[Data items]
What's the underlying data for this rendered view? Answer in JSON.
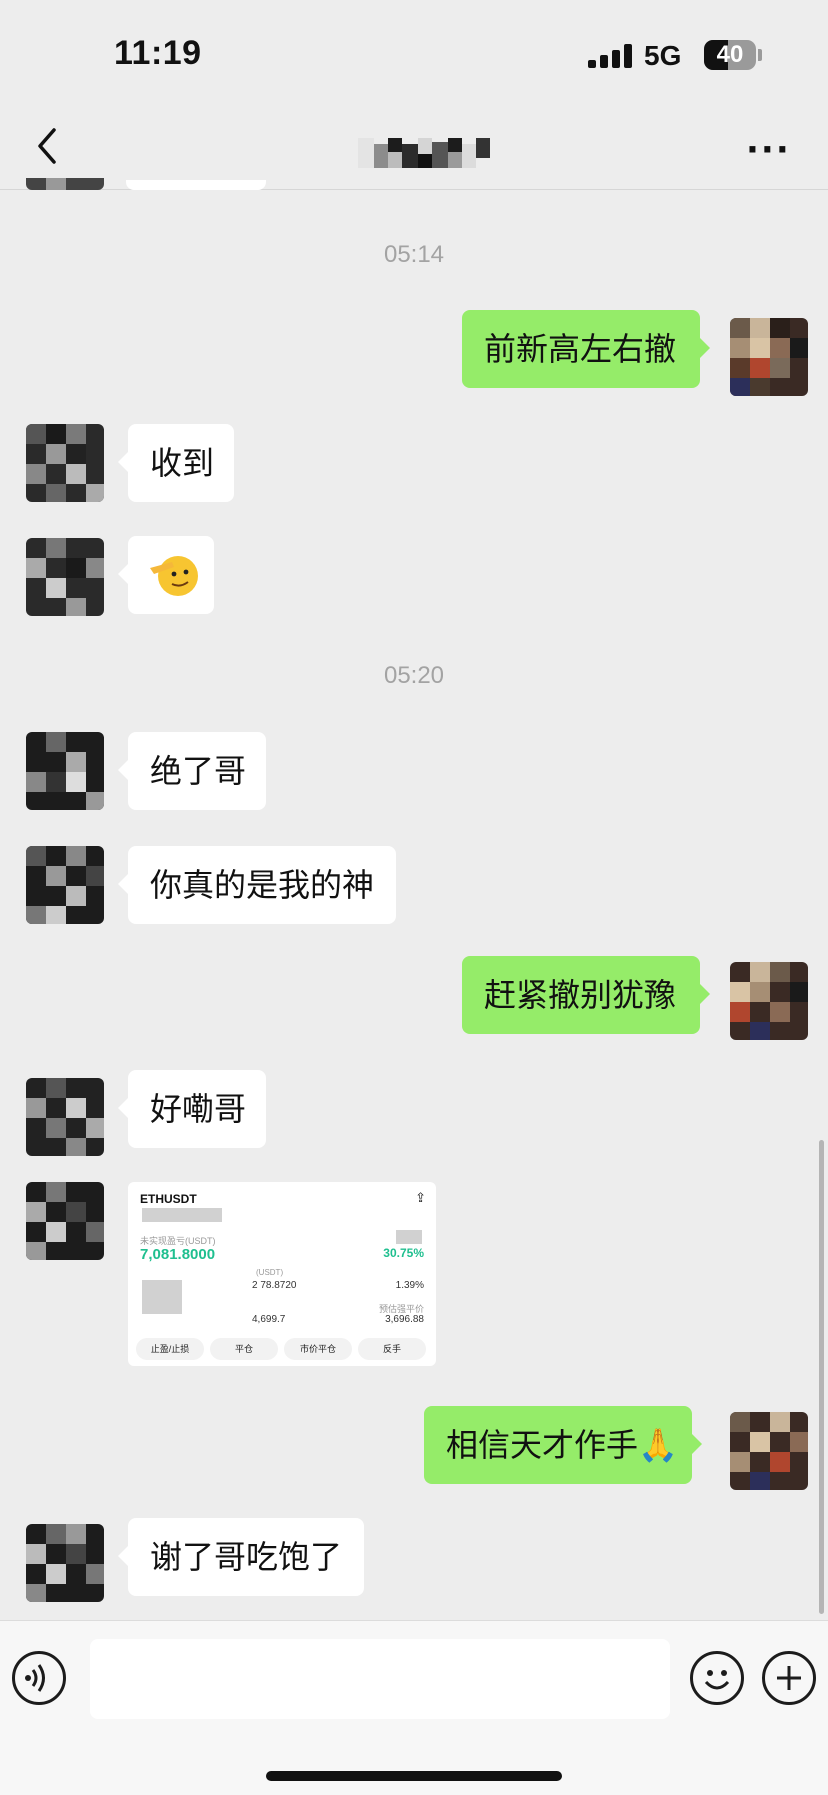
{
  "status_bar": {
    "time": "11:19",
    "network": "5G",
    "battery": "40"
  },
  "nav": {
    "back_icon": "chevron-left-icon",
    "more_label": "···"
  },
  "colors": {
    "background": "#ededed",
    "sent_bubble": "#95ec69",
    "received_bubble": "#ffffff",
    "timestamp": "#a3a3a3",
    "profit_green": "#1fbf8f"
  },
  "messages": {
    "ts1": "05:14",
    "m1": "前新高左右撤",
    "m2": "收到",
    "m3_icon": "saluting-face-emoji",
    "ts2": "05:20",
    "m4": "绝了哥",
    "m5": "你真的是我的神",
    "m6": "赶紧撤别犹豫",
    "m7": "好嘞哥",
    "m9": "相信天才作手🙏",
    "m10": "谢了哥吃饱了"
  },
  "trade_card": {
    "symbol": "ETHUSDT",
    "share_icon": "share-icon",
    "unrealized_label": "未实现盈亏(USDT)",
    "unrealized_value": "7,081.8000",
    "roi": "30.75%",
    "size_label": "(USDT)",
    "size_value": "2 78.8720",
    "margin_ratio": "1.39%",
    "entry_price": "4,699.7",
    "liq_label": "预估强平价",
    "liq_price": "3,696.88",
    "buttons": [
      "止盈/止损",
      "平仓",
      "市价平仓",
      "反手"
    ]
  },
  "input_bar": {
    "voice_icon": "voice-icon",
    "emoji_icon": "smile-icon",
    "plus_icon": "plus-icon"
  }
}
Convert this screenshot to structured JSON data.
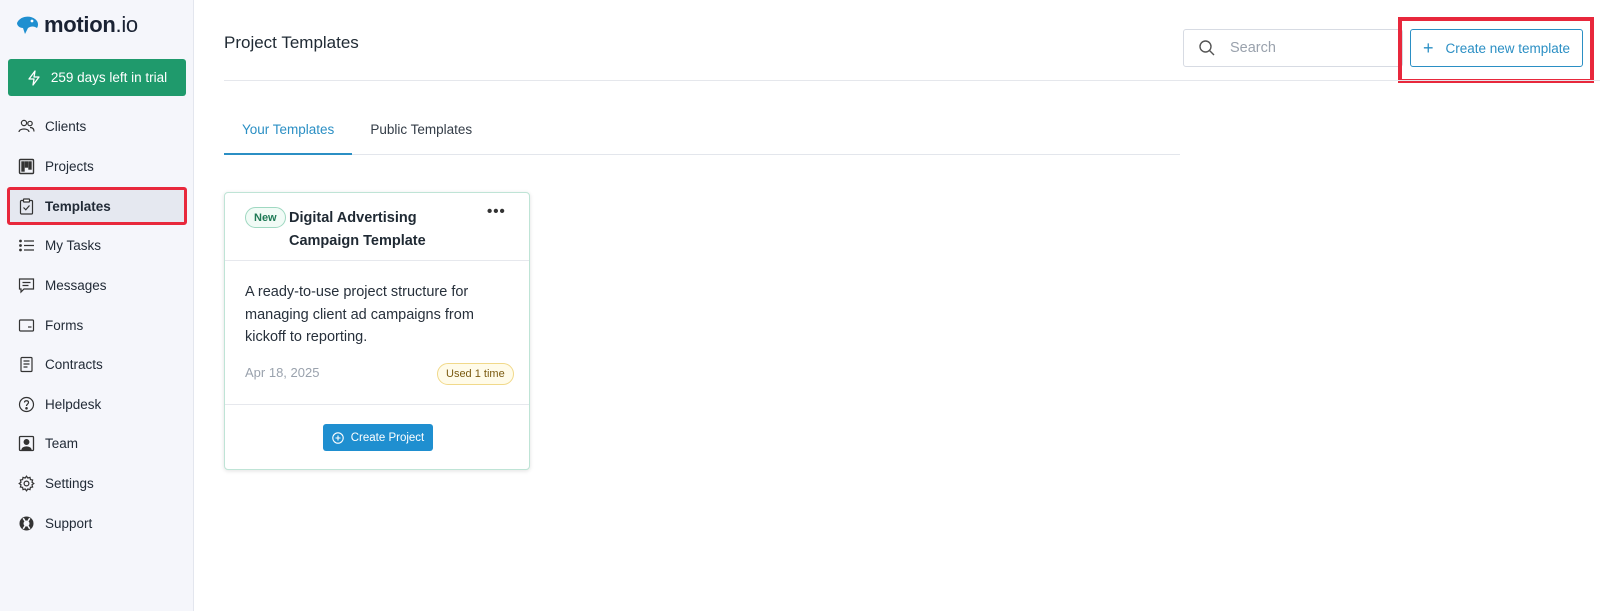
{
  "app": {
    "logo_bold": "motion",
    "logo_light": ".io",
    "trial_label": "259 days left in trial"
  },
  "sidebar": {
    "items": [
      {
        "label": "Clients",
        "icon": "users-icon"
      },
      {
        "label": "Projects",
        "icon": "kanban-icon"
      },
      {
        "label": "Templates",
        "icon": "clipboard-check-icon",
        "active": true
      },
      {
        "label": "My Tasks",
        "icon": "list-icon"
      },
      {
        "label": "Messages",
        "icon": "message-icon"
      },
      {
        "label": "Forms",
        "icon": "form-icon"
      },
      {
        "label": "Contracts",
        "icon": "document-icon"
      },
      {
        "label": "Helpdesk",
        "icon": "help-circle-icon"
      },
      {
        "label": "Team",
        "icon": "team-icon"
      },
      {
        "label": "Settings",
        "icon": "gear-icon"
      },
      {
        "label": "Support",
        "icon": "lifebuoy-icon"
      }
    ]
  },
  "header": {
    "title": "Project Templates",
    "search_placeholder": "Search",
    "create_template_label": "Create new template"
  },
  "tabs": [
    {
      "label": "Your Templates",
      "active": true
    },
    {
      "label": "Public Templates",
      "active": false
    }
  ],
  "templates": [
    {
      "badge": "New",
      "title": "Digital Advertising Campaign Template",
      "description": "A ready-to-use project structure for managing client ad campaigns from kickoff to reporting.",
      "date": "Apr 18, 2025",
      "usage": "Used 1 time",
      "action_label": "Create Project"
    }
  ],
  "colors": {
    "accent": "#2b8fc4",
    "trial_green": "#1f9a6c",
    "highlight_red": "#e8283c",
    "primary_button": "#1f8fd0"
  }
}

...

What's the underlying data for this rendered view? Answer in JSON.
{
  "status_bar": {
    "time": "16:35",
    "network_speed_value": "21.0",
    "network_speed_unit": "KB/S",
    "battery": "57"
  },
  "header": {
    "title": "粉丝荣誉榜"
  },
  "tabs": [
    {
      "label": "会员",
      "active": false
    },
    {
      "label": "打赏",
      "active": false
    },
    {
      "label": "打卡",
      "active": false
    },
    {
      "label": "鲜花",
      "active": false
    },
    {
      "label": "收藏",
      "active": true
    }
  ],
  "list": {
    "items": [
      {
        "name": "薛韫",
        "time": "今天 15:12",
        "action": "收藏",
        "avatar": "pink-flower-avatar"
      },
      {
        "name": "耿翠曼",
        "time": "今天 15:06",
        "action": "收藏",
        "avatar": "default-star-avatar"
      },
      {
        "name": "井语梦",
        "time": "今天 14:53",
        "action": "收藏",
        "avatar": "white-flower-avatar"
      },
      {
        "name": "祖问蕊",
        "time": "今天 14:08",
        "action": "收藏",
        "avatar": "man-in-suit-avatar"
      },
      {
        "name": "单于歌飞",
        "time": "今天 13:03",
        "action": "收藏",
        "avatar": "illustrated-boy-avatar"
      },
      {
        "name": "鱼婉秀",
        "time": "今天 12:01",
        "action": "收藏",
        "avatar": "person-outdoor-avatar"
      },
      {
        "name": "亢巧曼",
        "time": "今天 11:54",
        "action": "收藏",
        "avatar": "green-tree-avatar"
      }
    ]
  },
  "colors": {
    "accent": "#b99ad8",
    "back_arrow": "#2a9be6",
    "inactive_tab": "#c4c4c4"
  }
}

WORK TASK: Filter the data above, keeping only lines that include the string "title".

TASK RESULT:
    "title": "Project Templates",
      "title": "Digital Advertising Campaign Template",
    "title": "粉丝荣誉榜"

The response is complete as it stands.